Work instruction:
Find each line of the entries with the string "icon", please, and copy it.

Data about app and page elements
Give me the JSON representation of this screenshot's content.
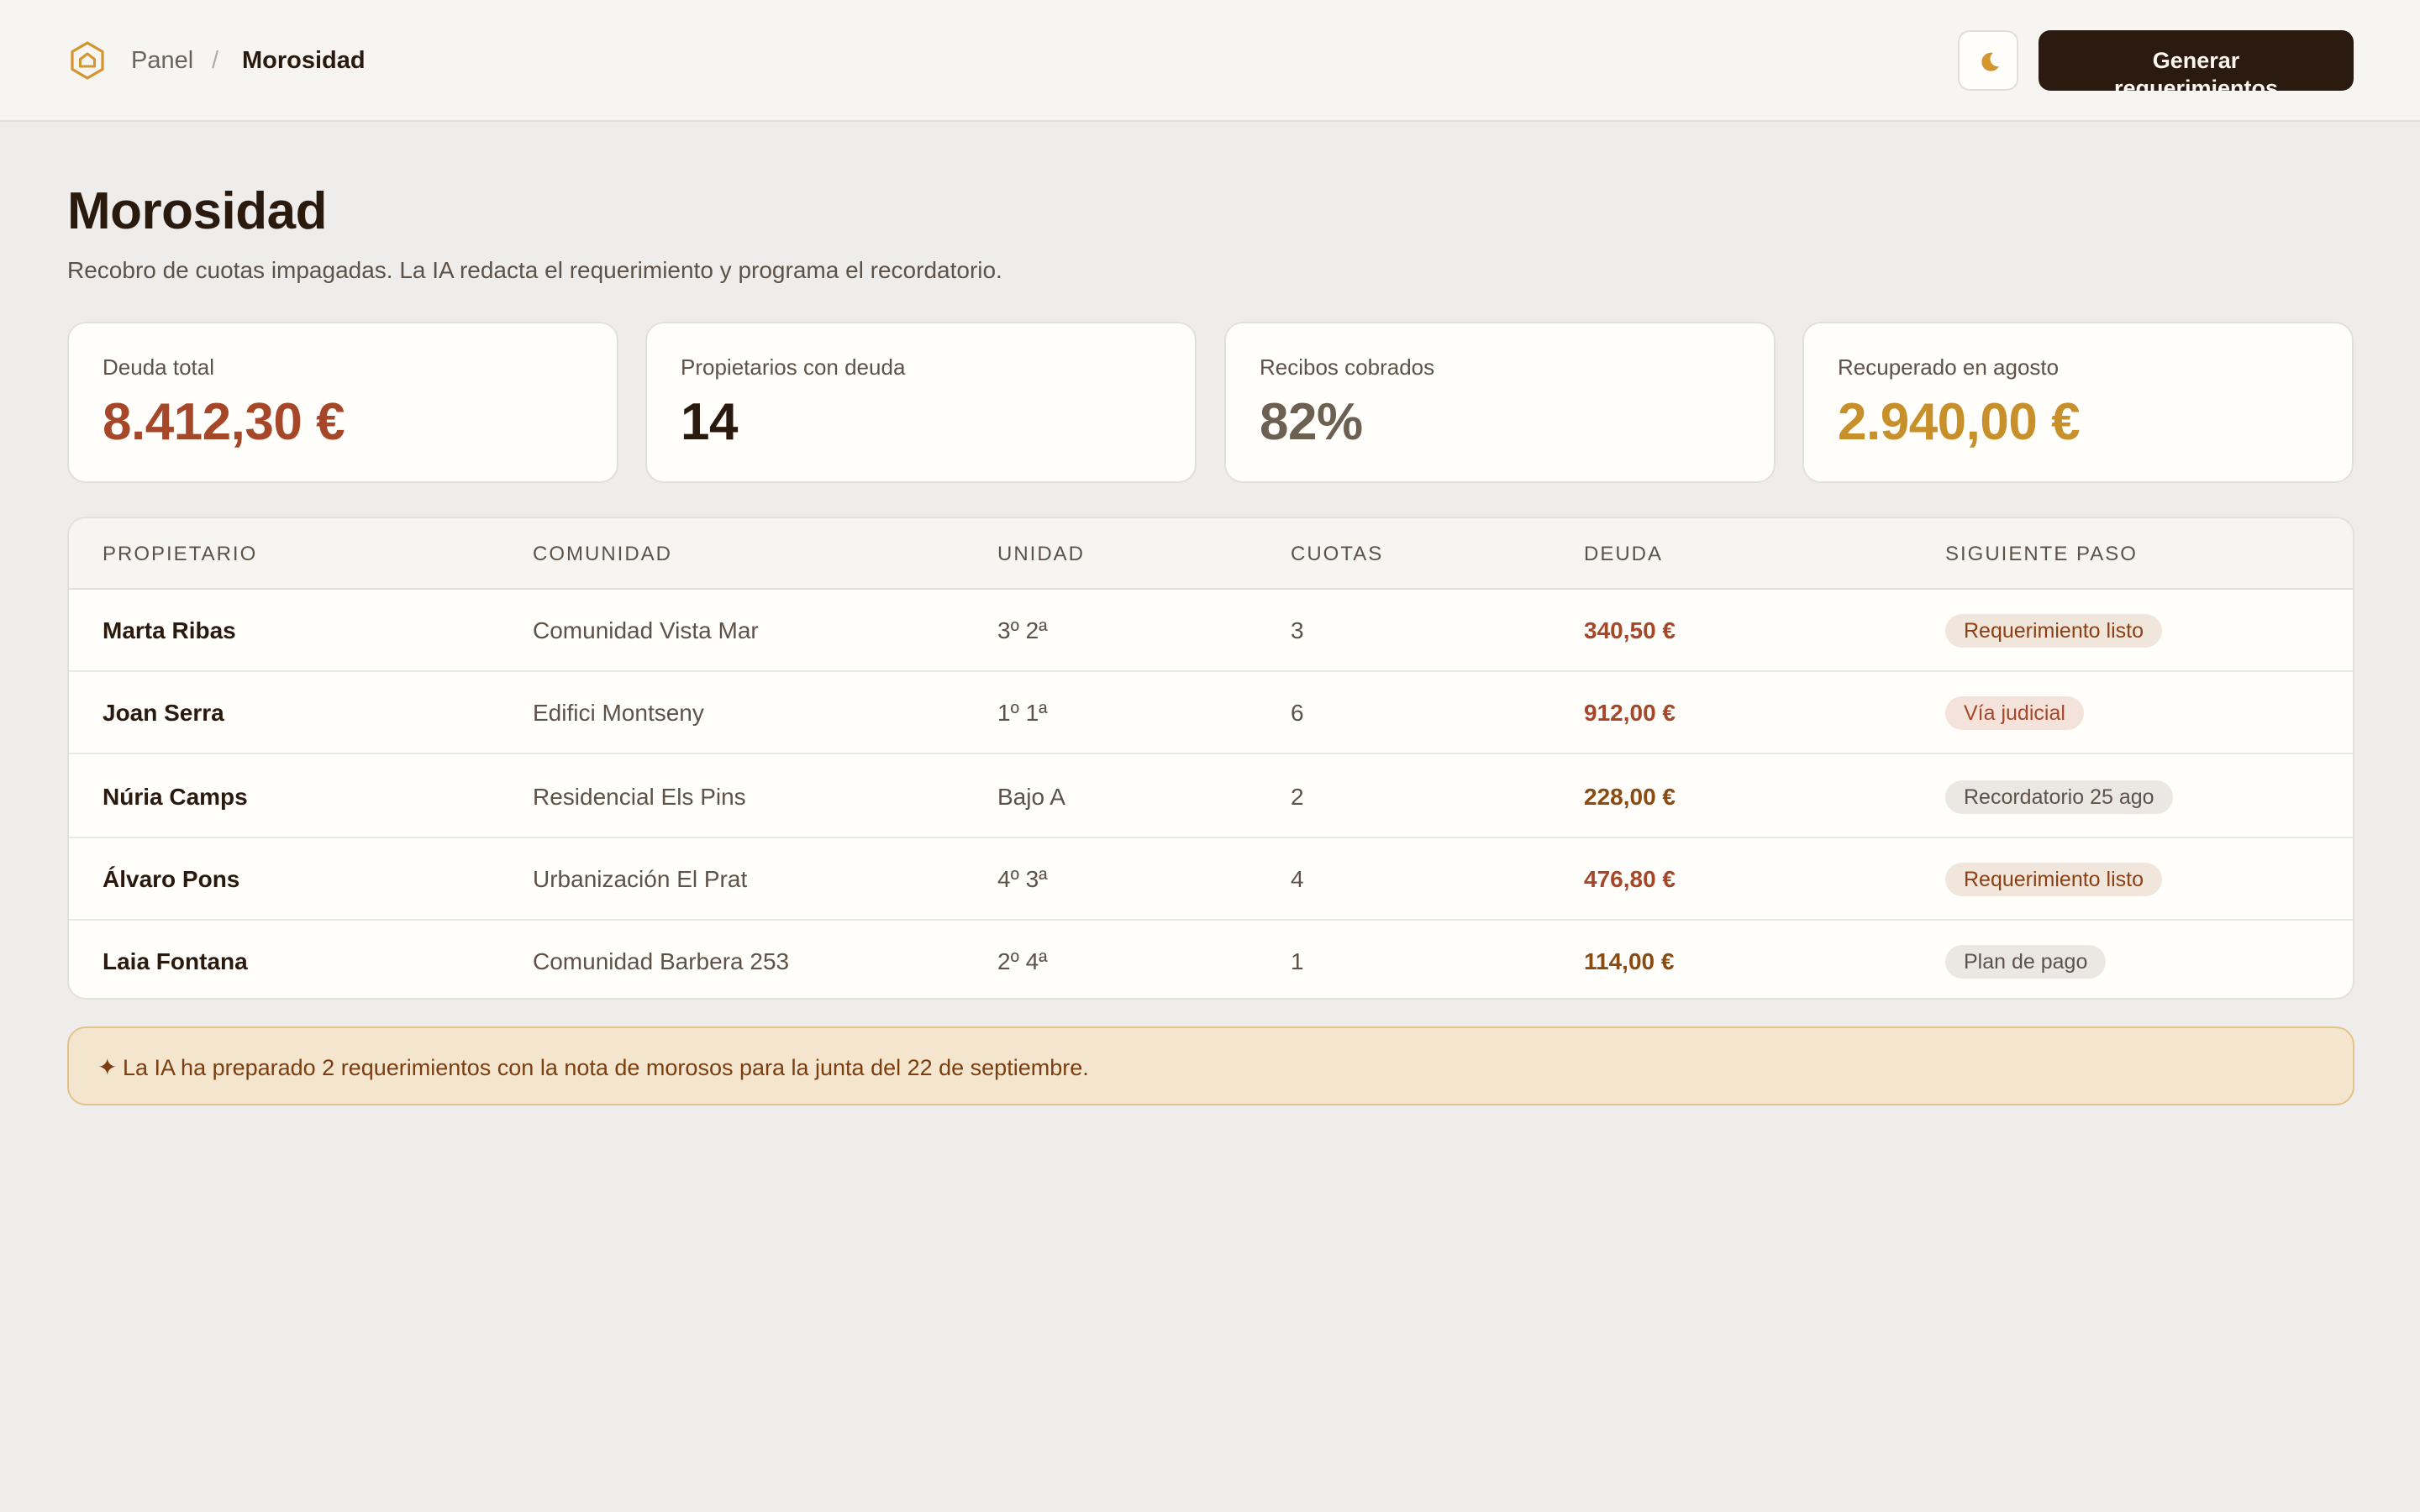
{
  "header": {
    "brand_icon": "house-hexagon-icon",
    "breadcrumb_root": "Panel",
    "breadcrumb_separator": "/",
    "breadcrumb_current": "Morosidad",
    "theme_toggle_icon": "moon-icon",
    "primary_button_label": "Generar requerimientos"
  },
  "page": {
    "title": "Morosidad",
    "subtitle": "Recobro de cuotas impagadas. La IA redacta el requerimiento y programa el recordatorio."
  },
  "stats": [
    {
      "label": "Deuda total",
      "value": "8.412,30 €",
      "color": "#a6472a"
    },
    {
      "label": "Propietarios con deuda",
      "value": "14",
      "color": "#2a1a0e"
    },
    {
      "label": "Recibos cobrados",
      "value": "82%",
      "color": "#6b6052"
    },
    {
      "label": "Recuperado en agosto",
      "value": "2.940,00 €",
      "color": "#c8902a"
    }
  ],
  "table": {
    "columns": [
      "PROPIETARIO",
      "COMUNIDAD",
      "UNIDAD",
      "CUOTAS",
      "DEUDA",
      "SIGUIENTE PASO"
    ],
    "rows": [
      {
        "owner": "Marta Ribas",
        "community": "Comunidad Vista Mar",
        "unit": "3º 2ª",
        "quotas": "3",
        "debt": "340,50 €",
        "debt_color": "#a6472a",
        "status": "Requerimiento listo",
        "status_bg": "#f1e6dc",
        "status_color": "#8a3f14"
      },
      {
        "owner": "Joan Serra",
        "community": "Edifici Montseny",
        "unit": "1º 1ª",
        "quotas": "6",
        "debt": "912,00 €",
        "debt_color": "#a6472a",
        "status": "Vía judicial",
        "status_bg": "#f3e3db",
        "status_color": "#a6472a"
      },
      {
        "owner": "Núria Camps",
        "community": "Residencial Els Pins",
        "unit": "Bajo A",
        "quotas": "2",
        "debt": "228,00 €",
        "debt_color": "#8a4a10",
        "status": "Recordatorio 25 ago",
        "status_bg": "#ebe8e3",
        "status_color": "#5e5248"
      },
      {
        "owner": "Álvaro Pons",
        "community": "Urbanización El Prat",
        "unit": "4º 3ª",
        "quotas": "4",
        "debt": "476,80 €",
        "debt_color": "#a6472a",
        "status": "Requerimiento listo",
        "status_bg": "#f1e6dc",
        "status_color": "#8a3f14"
      },
      {
        "owner": "Laia Fontana",
        "community": "Comunidad Barbera 253",
        "unit": "2º 4ª",
        "quotas": "1",
        "debt": "114,00 €",
        "debt_color": "#8a4a10",
        "status": "Plan de pago",
        "status_bg": "#ebe8e3",
        "status_color": "#5e5248"
      }
    ]
  },
  "notice": {
    "icon": "sparkle-icon",
    "glyph": "✦",
    "text": "La IA ha preparado 2 requerimientos con la nota de morosos para la junta del 22 de septiembre."
  }
}
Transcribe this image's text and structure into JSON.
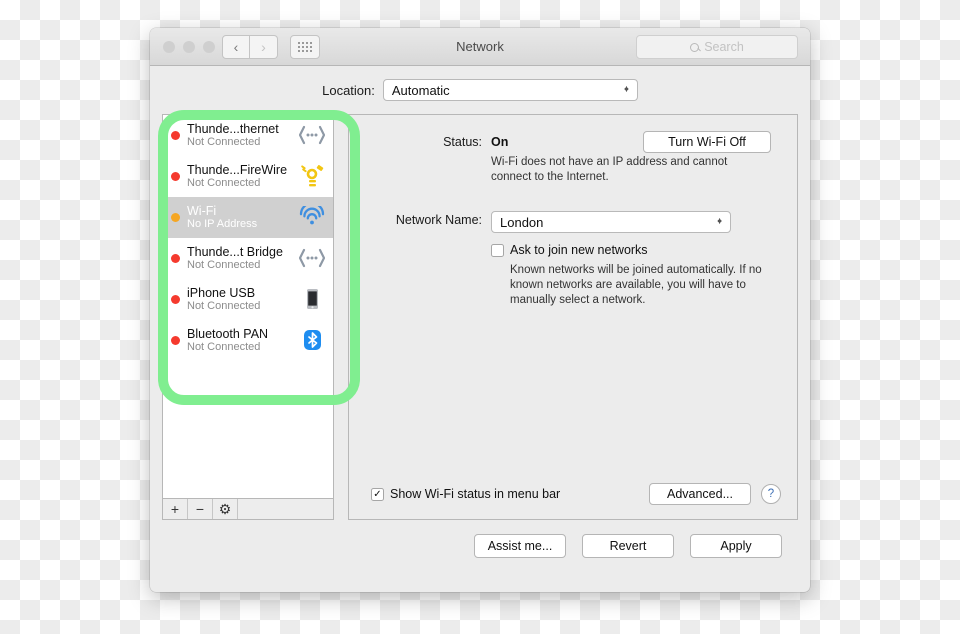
{
  "window": {
    "title": "Network",
    "search_placeholder": "Search",
    "nav_back": "‹",
    "nav_forward": "›"
  },
  "location": {
    "label": "Location:",
    "value": "Automatic"
  },
  "sidebar": {
    "services": [
      {
        "name": "Thunde...thernet",
        "status": "Not Connected",
        "dot": "red",
        "icon": "thunderbolt-ethernet-icon",
        "selected": false
      },
      {
        "name": "Thunde...FireWire",
        "status": "Not Connected",
        "dot": "red",
        "icon": "firewire-icon",
        "selected": false
      },
      {
        "name": "Wi-Fi",
        "status": "No IP Address",
        "dot": "amber",
        "icon": "wifi-icon",
        "selected": true
      },
      {
        "name": "Thunde...t Bridge",
        "status": "Not Connected",
        "dot": "red",
        "icon": "thunderbolt-bridge-icon",
        "selected": false
      },
      {
        "name": "iPhone USB",
        "status": "Not Connected",
        "dot": "red",
        "icon": "iphone-icon",
        "selected": false
      },
      {
        "name": "Bluetooth PAN",
        "status": "Not Connected",
        "dot": "red",
        "icon": "bluetooth-icon",
        "selected": false
      }
    ],
    "tools": {
      "add": "+",
      "remove": "−",
      "actions": "⚙"
    }
  },
  "detail": {
    "status_label": "Status:",
    "status_value": "On",
    "status_help": "Wi-Fi does not have an IP address and cannot connect to the Internet.",
    "wifi_toggle": "Turn Wi-Fi Off",
    "network_name_label": "Network Name:",
    "network_name_value": "London",
    "ask_join_label": "Ask to join new networks",
    "ask_join_checked": false,
    "ask_join_help": "Known networks will be joined automatically. If no known networks are available, you will have to manually select a network.",
    "show_status_label": "Show Wi-Fi status in menu bar",
    "show_status_checked": true,
    "show_status_mark": "✓",
    "advanced": "Advanced...",
    "help": "?"
  },
  "footer": {
    "assist": "Assist me...",
    "revert": "Revert",
    "apply": "Apply"
  },
  "colors": {
    "highlight_ring": "#80ee90",
    "dot_red": "#f53a2e",
    "dot_amber": "#f5a623",
    "selection": "#d0d0d0"
  }
}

Response to the exercise:
    "brand_icon": "house-hexagon-icon",
    "theme_toggle_icon": "moon-icon",
    "icon": "sparkle-icon",
        "icon": "thunderbolt-ethernet-icon",
        "icon": "firewire-icon",
        "icon": "wifi-icon",
        "icon": "thunderbolt-bridge-icon",
        "icon": "iphone-icon",
        "icon": "bluetooth-icon",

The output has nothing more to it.